More men are struggling to hold back tears. But, please, let's not have any blubbering in the boardroom
This is an unscientific observation, but I think men are crying more these days. Recently three men I know have admitted to blubbering. One, a sports fan, told me that he got into such a tizz when he couldn't connect to Sky Sports to watch a football match that he cried in despair. Another said that when his wife found out about an affair he was having, he said he cried at the thought (yes, like you I am wondering if it was because of the affair itself or due to the fact that he got caught out). And the third... well, OK, there were only two.
I don't know why women cry so much and I don't want to know either—although I would prefer it if they didn't, especially when they use it as an emotional power tool. But men? Really? Remember all that claptrap about the New Man, who was supposedly in touch with his feminine side, who was strong enough to express his emotions? Surely we're not heading back to that.
Maybe we lead much more pressured lives these days so that the smallest of things can tip us over the edge. Maybe the male capacity to bottle things up, to convince ourselves that things aren't so bad, is being cranked up to maximum.

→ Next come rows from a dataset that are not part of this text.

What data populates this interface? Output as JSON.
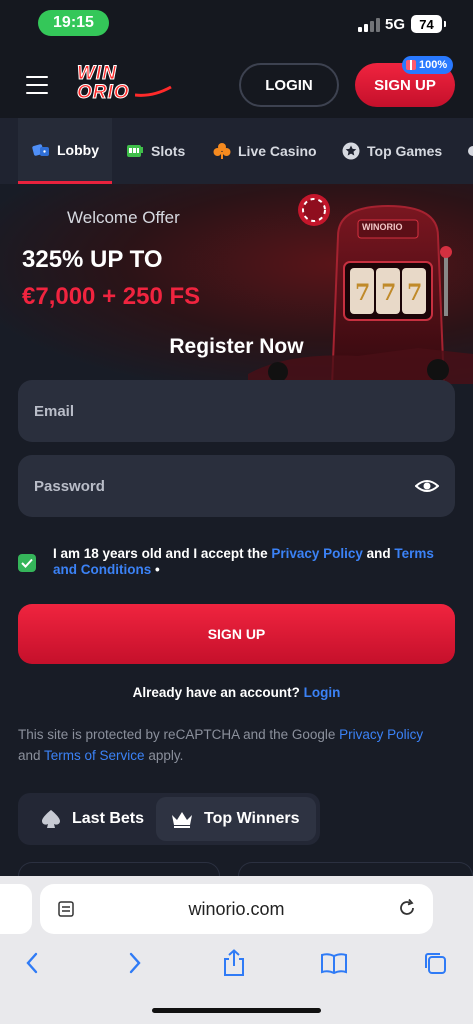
{
  "status_bar": {
    "time": "19:15",
    "network": "5G",
    "battery": "74"
  },
  "header": {
    "logo_line1": "WIN",
    "logo_line2": "ORIO",
    "login_label": "LOGIN",
    "signup_label": "SIGN UP",
    "badge": "100%"
  },
  "tabs": [
    {
      "label": "Lobby",
      "icon": "dice-icon",
      "active": true
    },
    {
      "label": "Slots",
      "icon": "slot-machine-icon",
      "active": false
    },
    {
      "label": "Live Casino",
      "icon": "club-icon",
      "active": false
    },
    {
      "label": "Top Games",
      "icon": "star-icon",
      "active": false
    }
  ],
  "hero": {
    "welcome": "Welcome Offer",
    "offer_line1": "325% UP TO",
    "offer_line2": "€7,000 + 250 FS",
    "machine_brand": "WINORIO",
    "register_title": "Register Now"
  },
  "form": {
    "email_placeholder": "Email",
    "password_placeholder": "Password",
    "terms_prefix": "I am 18 years old and I accept the ",
    "privacy_link": "Privacy Policy",
    "terms_and": " and ",
    "terms_link": "Terms and Conditions",
    "terms_suffix": " •",
    "signup_label": "SIGN UP",
    "have_account": "Already have an account? ",
    "login_link": "Login"
  },
  "recaptcha": {
    "text1": "This site is protected by reCAPTCHA and the Google ",
    "privacy_link": "Privacy Policy",
    "text2": " and ",
    "terms_link": "Terms of Service",
    "text3": " apply."
  },
  "bets": [
    {
      "label": "Last Bets",
      "icon": "spade-icon",
      "active": false
    },
    {
      "label": "Top Winners",
      "icon": "crown-icon",
      "active": true
    }
  ],
  "browser": {
    "url": "winorio.com"
  },
  "colors": {
    "accent": "#f0243f",
    "link": "#3b82f6",
    "background": "#181c26",
    "check": "#35b55a"
  }
}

Let's face it, whether in business or our private lives men and women aren't the same and it is futile to pretend we are. Why do we feel the need to adopt each other's manners and affectations, either in the boardroom or the bedroom? Successful businesswomen play by the rules to progress through the ranks. Men may have made those rules, but that doesn't mean businesswomen need to behave like them. Likewise, it's tosh for men to think they need to adapt in order to become more "complete".
I simply don't want women to act like men and I don't want men to behave like women—even in business. In the wider world, I don't want to see women knocking back pints any more than I want to see men staying at home to get their legs done. Any decent restaurant serves ladies first. I don't feel it's anything other than good manners to hold out a chair for a female dining companion or to open doors.
Both my friends said that crying made them feel better, so it could be just a simple pressure-release mechanism rather than a more sinister feminisation of the male that I detect.
So here is the rulebook for when it's OK for men to cry—when a loved one dies (not compulsory, but permissible even if embarrassing if it happens in public) and if you find out that your wife/girlfriend has been cheating on you (and not, pal, the other way around)—but again only in the privacy of your home. Not when England loses in the World Cup and not, Gazza, when you're dumb enough to be sent off the game before the final. And certainly not when you're running a business.
Let's remember that good fences make good neighbours. The fact that we seem to be losing grip over this blindingly obvious dictum is worrying. You could even say it brings a tear to my eye...
Iqbal Wahhab is founder of Roast restaurant